Researchers at Emory University School of Medicine created the Health ABC Heart Failure Model for predicting risk of new onset heart failure in the elderly. Now that model has been strengthened by validating it in a separate library of patient data from an earlier cardiovascular study.
The results suggest the Health ABC risk model can be used to identify high-risk individuals for whom interventions can be targeted cost-effectively to prevent heart failure.
"This is a scoring system that could help individuals or their physicians understand their five-year risk for heart failure, using basic risk factors that are easily obtained at relatively low cost," says Javed Butler, MD, MPH, associate professor of medicine and director of heart failure research at Emory University School of Medicine.
Andreas Kalogeropoulos, MD, a post-doctoral research fellow with Butler, presents the findings Monday at the American College of Cardiology conference in Orlando.
Heart failure is the leading cause of hospitalization in people older than 65 and greatly increases the risk of sudden cardiac arrest.
The Health ABC model uses nine clinical measures to estimate the risk of heart failure in patients who haven't necessarily been seen by doctors for coronary heart disease before. The nine measures are: age, history of coronary heart disease, smoking, blood pressure, heart rate, left ventricular hypertrophy measured by electrocardiography, and blood levels of glucose, creatinine and albumin.
Several individual risk factors for heart failure have been identified, but Butler says the model is the first that combines the risk factors into a system for predicting risk for any given individual.

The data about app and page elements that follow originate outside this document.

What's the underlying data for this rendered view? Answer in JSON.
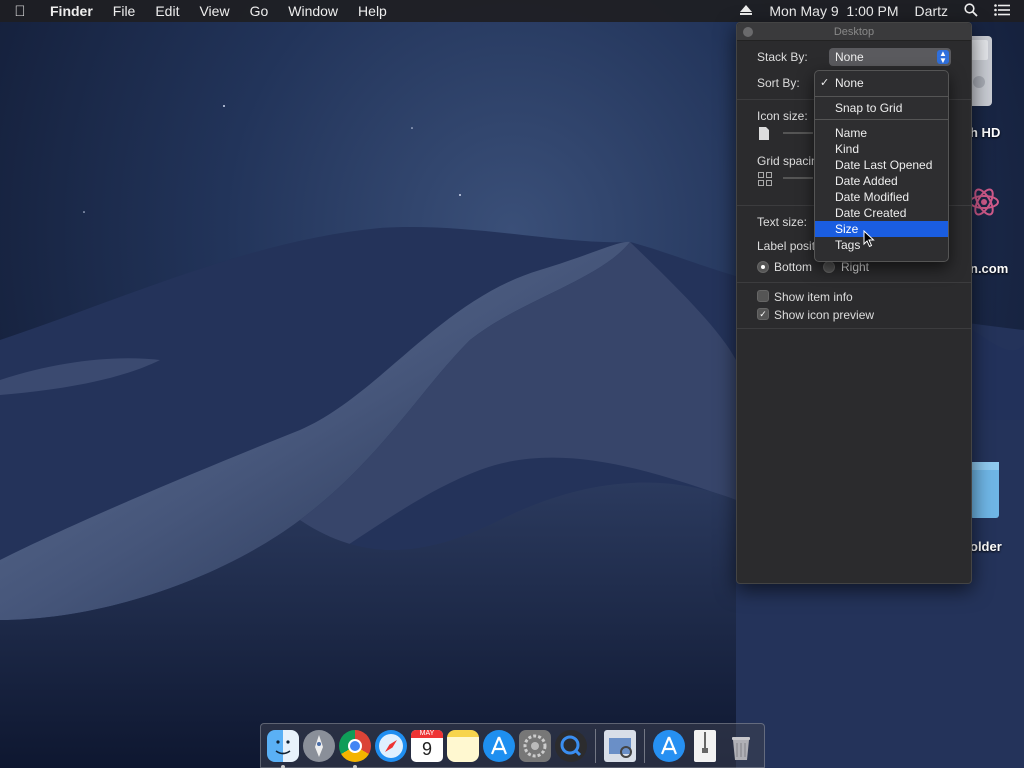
{
  "menubar": {
    "app_name": "Finder",
    "menus": [
      "File",
      "Edit",
      "View",
      "Go",
      "Window",
      "Help"
    ],
    "clock": "Mon May 9  1:00 PM",
    "user": "Dartz"
  },
  "desktop_icons": {
    "hd_label": "h HD",
    "app_label": "n.com",
    "folder_label": "older"
  },
  "panel": {
    "title": "Desktop",
    "stack_by_label": "Stack By:",
    "stack_by_value": "None",
    "sort_by_label": "Sort By:",
    "icon_size_label": "Icon size:",
    "grid_spacing_label": "Grid spacin",
    "text_size_label": "Text size:",
    "label_position_label": "Label positi",
    "bottom_label": "Bottom",
    "right_label": "Right",
    "show_item_info_label": "Show item info",
    "show_item_info_checked": false,
    "show_icon_preview_label": "Show icon preview",
    "show_icon_preview_checked": true
  },
  "sort_menu": {
    "checked_item": "None",
    "items": {
      "none": "None",
      "snap": "Snap to Grid",
      "name": "Name",
      "kind": "Kind",
      "date_last_opened": "Date Last Opened",
      "date_added": "Date Added",
      "date_modified": "Date Modified",
      "date_created": "Date Created",
      "size": "Size",
      "tags": "Tags"
    },
    "highlighted": "Size"
  },
  "dock": {
    "calendar_month": "MAY",
    "calendar_day": "9",
    "apps": [
      "finder",
      "launchpad",
      "chrome",
      "safari",
      "calendar",
      "notes",
      "app-store",
      "system-preferences",
      "quicktime",
      "preview",
      "app-store-2",
      "archive-utility",
      "trash"
    ]
  },
  "colors": {
    "selection": "#1a5de0",
    "panel_bg": "#2b2b2d"
  }
}
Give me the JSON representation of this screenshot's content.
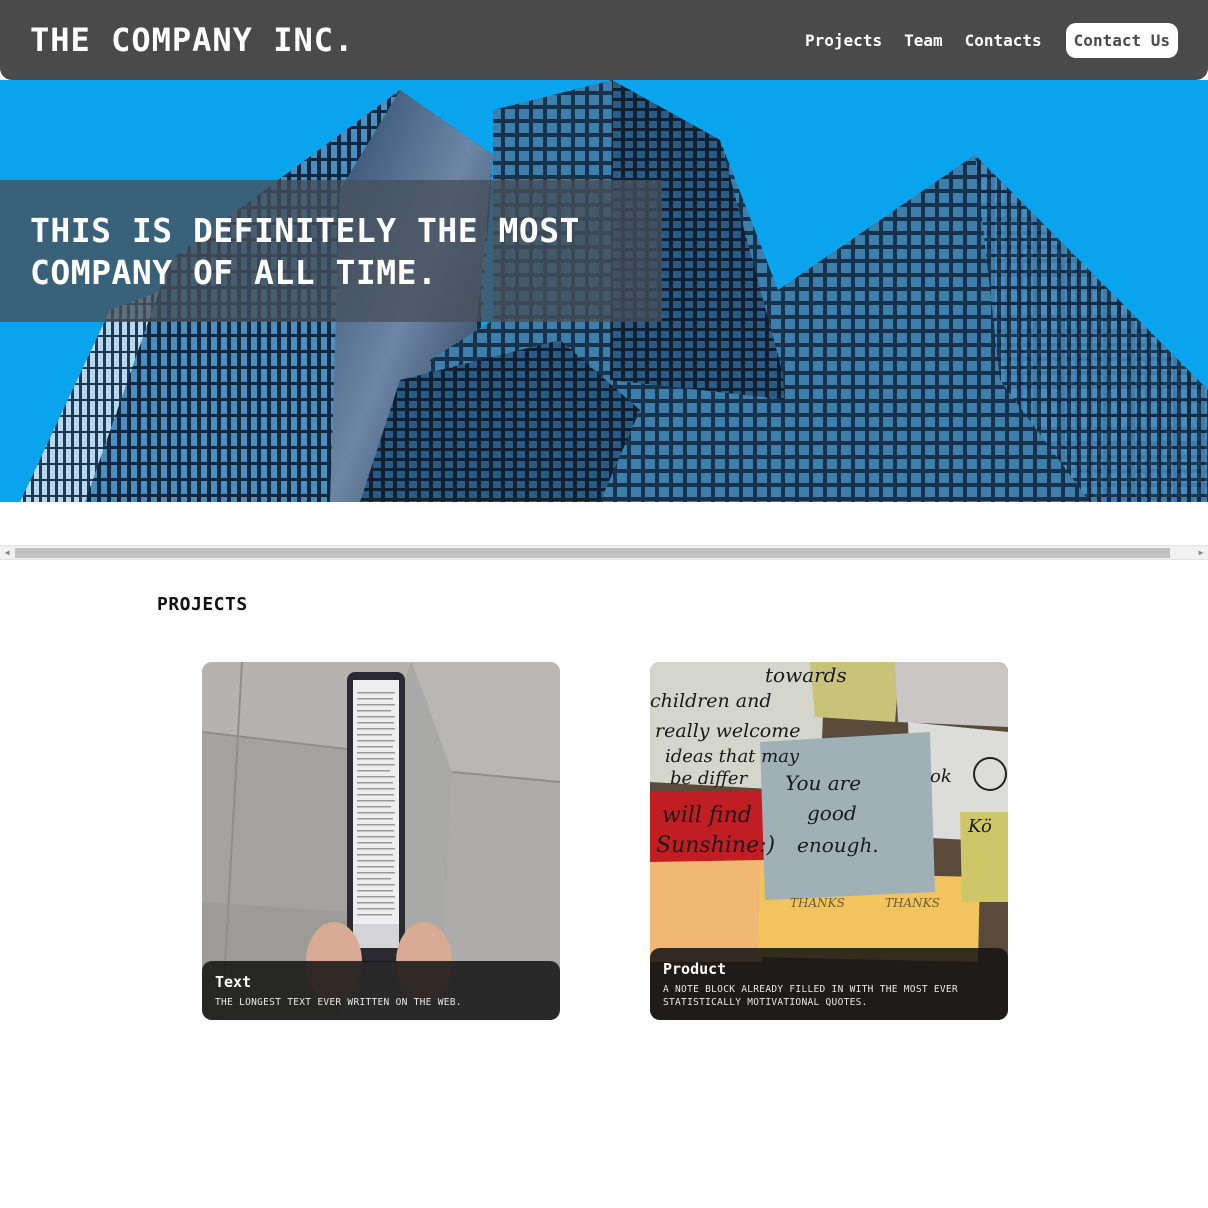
{
  "header": {
    "logo": "THE COMPANY INC.",
    "nav": {
      "projects": "Projects",
      "team": "Team",
      "contacts": "Contacts",
      "contact_us": "Contact Us"
    }
  },
  "hero": {
    "title_line1": "THIS IS DEFINITELY THE MOST",
    "title_line2": "COMPANY OF ALL TIME.",
    "image": "skyscrapers-photo"
  },
  "projects": {
    "heading": "PROJECTS",
    "cards": [
      {
        "title": "Text",
        "description": "The longest text ever written on the web.",
        "image": "long-phone-photo"
      },
      {
        "title": "Product",
        "description": "A note block already filled in with the most ever statistically motivational quotes.",
        "image": "sticky-notes-photo"
      }
    ],
    "note_texts": [
      "You are",
      "good",
      "enough.",
      "towards",
      "children and",
      "really welcome",
      "ideas that may",
      "be differ",
      "will find",
      "Sunshine:)",
      "THANKS",
      "THANKS",
      "ok",
      "Kö"
    ]
  },
  "colors": {
    "header_bg": "#4a4a4a",
    "sky": "#0aa3ee",
    "banner": "#46505a",
    "card_caption": "#141414"
  }
}
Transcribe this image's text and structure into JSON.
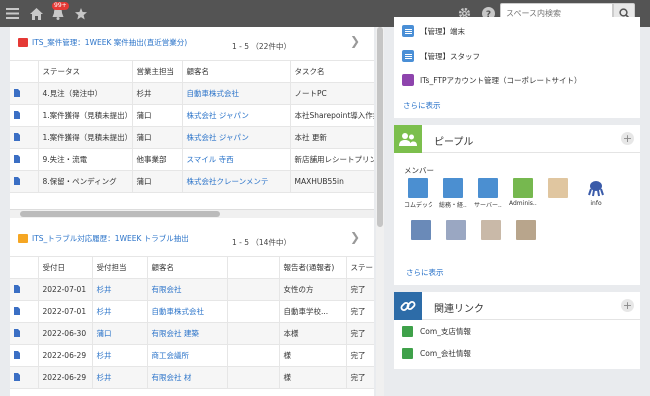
{
  "topbar": {
    "notification_badge": "99+",
    "search_placeholder": "スペース内検索",
    "icons": [
      "menu-icon",
      "home-icon",
      "bell-icon",
      "star-icon",
      "gear-icon",
      "help-icon",
      "search-icon"
    ]
  },
  "case_list": {
    "title": "ITS_案件管理：1WEEK 案件抽出(直近営業分)",
    "pager": "1 - 5 （22件中）",
    "columns": [
      "",
      "ステータス",
      "営業主担当",
      "顧客名",
      "タスク名"
    ],
    "rows": [
      {
        "status": "4.見注（発注中）",
        "owner": "杉井",
        "customer": "自動車株式会社",
        "task": "ノートPC"
      },
      {
        "status": "1.案件獲得（見積未提出）",
        "owner": "蒲口",
        "customer": "株式会社 ジャパン",
        "task": "本社Sharepoint導入作業"
      },
      {
        "status": "1.案件獲得（見積未提出）",
        "owner": "蒲口",
        "customer": "株式会社 ジャパン",
        "task": "本社 更新"
      },
      {
        "status": "9.失注・流電",
        "owner": "他事業部",
        "customer": "スマイル 寺西",
        "task": "新店舗用レシートプリンタ"
      },
      {
        "status": "8.保留・ペンディング",
        "owner": "蒲口",
        "customer": "株式会社クレーンメンテ",
        "task": "MAXHUB55in"
      }
    ]
  },
  "trouble_list": {
    "title": "ITS_トラブル対応履歴：1WEEK トラブル抽出",
    "pager": "1 - 5 （14件中）",
    "columns": [
      "",
      "受付日",
      "受付担当",
      "顧客名",
      "",
      "報告者(通報者)",
      "ステー"
    ],
    "rows": [
      {
        "date": "2022-07-01",
        "staff": "杉井",
        "customer": "有限会社",
        "reporter": "女性の方",
        "status": "完了"
      },
      {
        "date": "2022-07-01",
        "staff": "杉井",
        "customer": "自動車株式会社",
        "reporter": "自動車学校...",
        "status": "完了"
      },
      {
        "date": "2022-06-30",
        "staff": "蒲口",
        "customer": "有限会社 建築",
        "reporter": "本様",
        "status": "完了"
      },
      {
        "date": "2022-06-29",
        "staff": "杉井",
        "customer": "商工会議所",
        "reporter": "様",
        "status": "完了"
      },
      {
        "date": "2022-06-29",
        "staff": "杉井",
        "customer": "有限会社 材",
        "reporter": "様",
        "status": "完了"
      }
    ]
  },
  "apps": {
    "items": [
      "【管理】端末",
      "【管理】スタッフ",
      "ITs_FTPアカウント管理（コーポレートサイト）"
    ],
    "more": "さらに表示"
  },
  "people": {
    "title": "ピープル",
    "members_label": "メンバー",
    "members": [
      {
        "name": "コムデック",
        "color": "#4b8fd1"
      },
      {
        "name": "総務・経...",
        "color": "#4b8fd1"
      },
      {
        "name": "サーバー...",
        "color": "#4b8fd1"
      },
      {
        "name": "Adminis...",
        "color": "#76b84f"
      },
      {
        "name": "",
        "color": "#e0c6a0"
      },
      {
        "name": "info",
        "color": "#ffffff"
      },
      {
        "name": "",
        "color": "#6a8ab8"
      },
      {
        "name": "",
        "color": "#9aa7c2"
      },
      {
        "name": "",
        "color": "#c9b9a8"
      },
      {
        "name": "",
        "color": "#b8a58c"
      }
    ],
    "more": "さらに表示"
  },
  "links": {
    "title": "関連リンク",
    "items": [
      "Com_支店情報",
      "Com_会社情報"
    ]
  }
}
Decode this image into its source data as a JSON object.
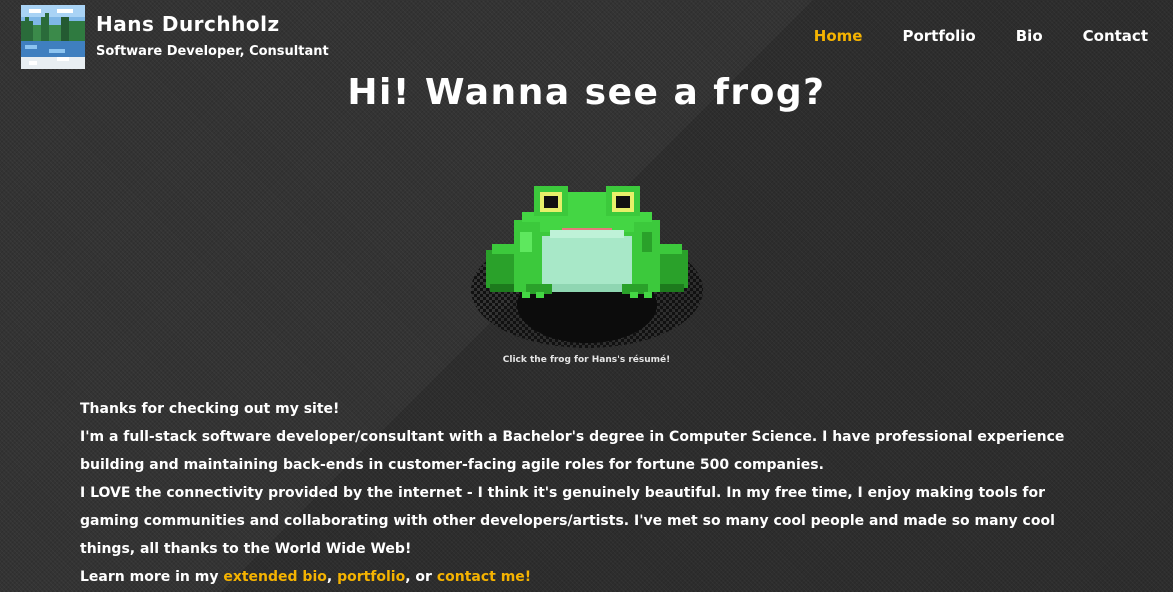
{
  "header": {
    "name": "Hans Durchholz",
    "subtitle": "Software Developer, Consultant",
    "avatar_icon": "pixel-landscape-avatar"
  },
  "nav": {
    "items": [
      {
        "label": "Home",
        "active": true
      },
      {
        "label": "Portfolio",
        "active": false
      },
      {
        "label": "Bio",
        "active": false
      },
      {
        "label": "Contact",
        "active": false
      }
    ]
  },
  "hero": {
    "title": "Hi! Wanna see a frog?",
    "frog_icon": "pixel-frog",
    "caption": "Click the frog for Hans's résumé!"
  },
  "intro": {
    "line1": "Thanks for checking out my site!",
    "line2": "I'm a full-stack software developer/consultant with a Bachelor's degree in Computer Science. I have professional experience building and maintaining back-ends in customer-facing agile roles for fortune 500 companies.",
    "line3": "I LOVE the connectivity provided by the internet - I think it's genuinely beautiful. In my free time, I enjoy making tools for gaming communities and collaborating with other developers/artists. I've met so many cool people and made so many cool things, all thanks to the World Wide Web!",
    "line4_prefix": "Learn more in my ",
    "link_bio": "extended bio",
    "sep1": ", ",
    "link_portfolio": "portfolio",
    "sep2": ", or ",
    "link_contact": "contact me!"
  },
  "colors": {
    "accent": "#f5b301",
    "background": "#333333",
    "text": "#ffffff",
    "frog_green": "#3cc93c",
    "frog_belly": "#a8e8c8"
  }
}
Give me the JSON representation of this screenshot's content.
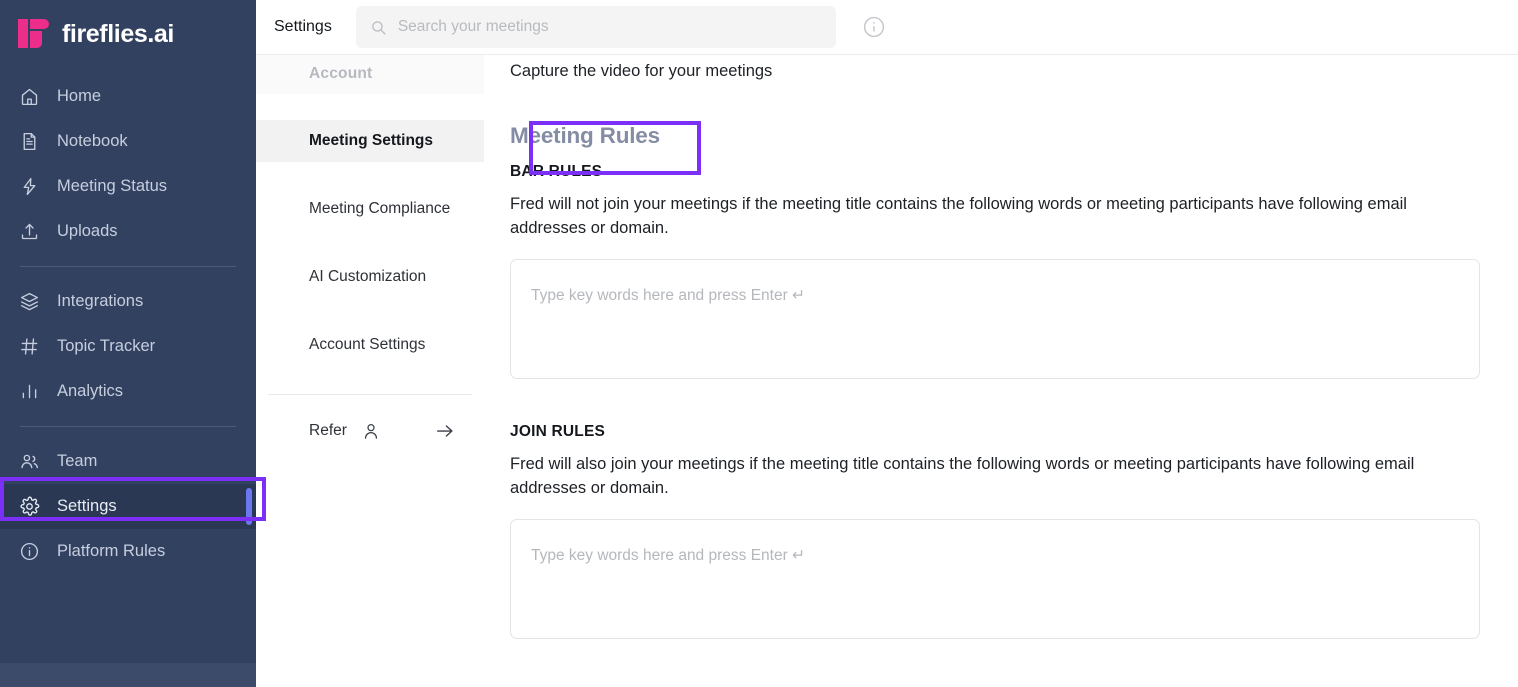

The model categorizes individuals into four risk categories ranging from less than 5 (low) to more than 20 percent (very high) 5-year risk, and has been shown to perform well for men, women, Caucasians and African Americans.
|Contact: Sarah Goodwin|